| REQUIRED ACTION |
The records below should be written out again, exactly.

Page and application data records:
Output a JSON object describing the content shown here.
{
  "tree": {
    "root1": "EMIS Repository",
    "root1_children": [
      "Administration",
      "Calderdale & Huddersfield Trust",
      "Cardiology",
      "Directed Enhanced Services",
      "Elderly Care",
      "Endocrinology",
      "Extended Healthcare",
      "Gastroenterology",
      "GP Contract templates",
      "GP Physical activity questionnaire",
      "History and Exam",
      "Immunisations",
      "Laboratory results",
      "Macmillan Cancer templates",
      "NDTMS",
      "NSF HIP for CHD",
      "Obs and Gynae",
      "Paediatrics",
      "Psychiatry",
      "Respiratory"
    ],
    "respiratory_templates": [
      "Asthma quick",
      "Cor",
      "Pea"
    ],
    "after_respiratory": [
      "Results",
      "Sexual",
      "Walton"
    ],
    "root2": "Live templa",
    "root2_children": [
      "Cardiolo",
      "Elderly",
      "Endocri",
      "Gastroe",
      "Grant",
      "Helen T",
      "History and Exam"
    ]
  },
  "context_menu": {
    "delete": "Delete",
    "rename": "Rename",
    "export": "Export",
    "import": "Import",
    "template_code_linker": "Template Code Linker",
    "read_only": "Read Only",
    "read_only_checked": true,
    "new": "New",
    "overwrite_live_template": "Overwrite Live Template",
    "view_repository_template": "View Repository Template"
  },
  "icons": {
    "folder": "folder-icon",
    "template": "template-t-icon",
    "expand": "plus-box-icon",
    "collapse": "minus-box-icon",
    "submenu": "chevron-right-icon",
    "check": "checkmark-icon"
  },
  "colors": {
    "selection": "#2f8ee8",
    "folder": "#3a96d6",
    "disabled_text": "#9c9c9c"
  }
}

| SOLUTION FOR THIS PROBLEM |
Output a JSON object describing the content shown here.
{
  "tree": {
    "root1": "EMIS Repository",
    "root1_children": [
      "Administration",
      "Calderdale & Huddersfield Trust",
      "Cardiology",
      "Directed Enhanced Services",
      "Elderly Care",
      "Endocrinology",
      "Extended Healthcare",
      "Gastroenterology",
      "GP Contract templates",
      "GP Physical activity questionnaire",
      "History and Exam",
      "Immunisations",
      "Laboratory results",
      "Macmillan Cancer templates",
      "NDTMS",
      "NSF HIP for CHD",
      "Obs and Gynae",
      "Paediatrics",
      "Psychiatry",
      "Respiratory"
    ],
    "respiratory_templates": [
      "Asthma quick",
      "Cor",
      "Pea"
    ],
    "after_respiratory": [
      "Results",
      "Sexual",
      "Walton"
    ],
    "root2": "Live templa",
    "root2_children": [
      "Cardiolo",
      "Elderly",
      "Endocri",
      "Gastroe",
      "Grant",
      "Helen T",
      "History and Exam"
    ]
  },
  "context_menu": {
    "delete": "Delete",
    "rename": "Rename",
    "export": "Export",
    "import": "Import",
    "template_code_linker": "Template Code Linker",
    "read_only": "Read Only",
    "read_only_checked": true,
    "new": "New",
    "overwrite_live_template": "Overwrite Live Template",
    "view_repository_template": "View Repository Template"
  },
  "icons": {
    "folder": "folder-icon",
    "template": "template-t-icon",
    "expand": "plus-box-icon",
    "collapse": "minus-box-icon",
    "submenu": "chevron-right-icon",
    "check": "checkmark-icon"
  },
  "colors": {
    "selection": "#2f8ee8",
    "folder": "#3a96d6",
    "disabled_text": "#9c9c9c"
  }
}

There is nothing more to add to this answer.